• Electrical components need to be adequately maintained to avoid short circuits
Limited Location Options for Setting Up Hydroponic Systems
Hydroponic systems require consistent access to electricity and a stable environment to operate correctly. This limits the potential location options for setting up hydroponic systems. Setting up hydroponic setups in remote or off-grid areas can be almost impossible without significant investments in alternative power sources such as solar or wind energy.
Moreover, hydroponic systems need to be located in climate-controlled areas such as basements or indoor spaces, which are not readily accessible to everyone. Furthermore, the infrastructure required to run hydroponic systems can be costly and challenging to maintain, limiting the expansion of hydroponic agriculture.
• Hydroponic systems need to be located in climate-controlled areas
• Hydroponic setups in off-grid areas require investment in alternative power sources
Increased Environmental Impact Due to Increased Electricity Usage
Hydroponic systems require a constant power supply to operate effectively. The high energy demand of hydroponic systems results in increased electricity usage which can have a negative impact on the environment. The burning of fossil fuels used to generate electricity contributes to air pollution, which is harmful to the environment.
Additionally, the high energy demand required to power hydroponic systems can result in an increased carbon footprint. The excessive energy usage required to run hydroponic systems offsets the potential environmental benefits of hydroponic agriculture.
• High energy demand of hydroponic systems results in an increased carbon footprint
• Burning of fossil fuels contributes to air pollution which is harmful to the environment

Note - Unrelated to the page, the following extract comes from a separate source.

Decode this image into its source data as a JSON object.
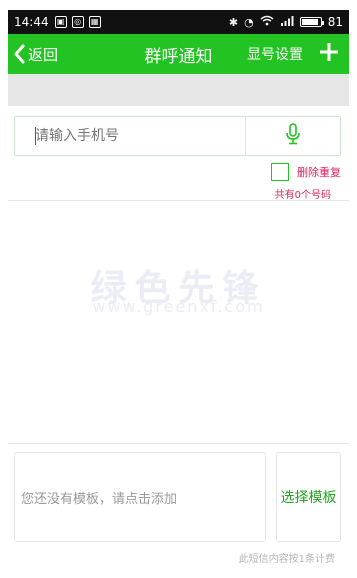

In conclusion, reliance on a constant power supply is a significant con of hydroponic agriculture. The high energy demand of hydroponic systems contributes to the over-dependence on electricity, leading to high energy bills and increased carbon footprint. Despite the drawbacks, hydroponic agriculture remains an innovative technique for growing crops in limited space. Hydroponic growers need to consider alternative power sources to mitigate the risks associated with over-dependence on electricity.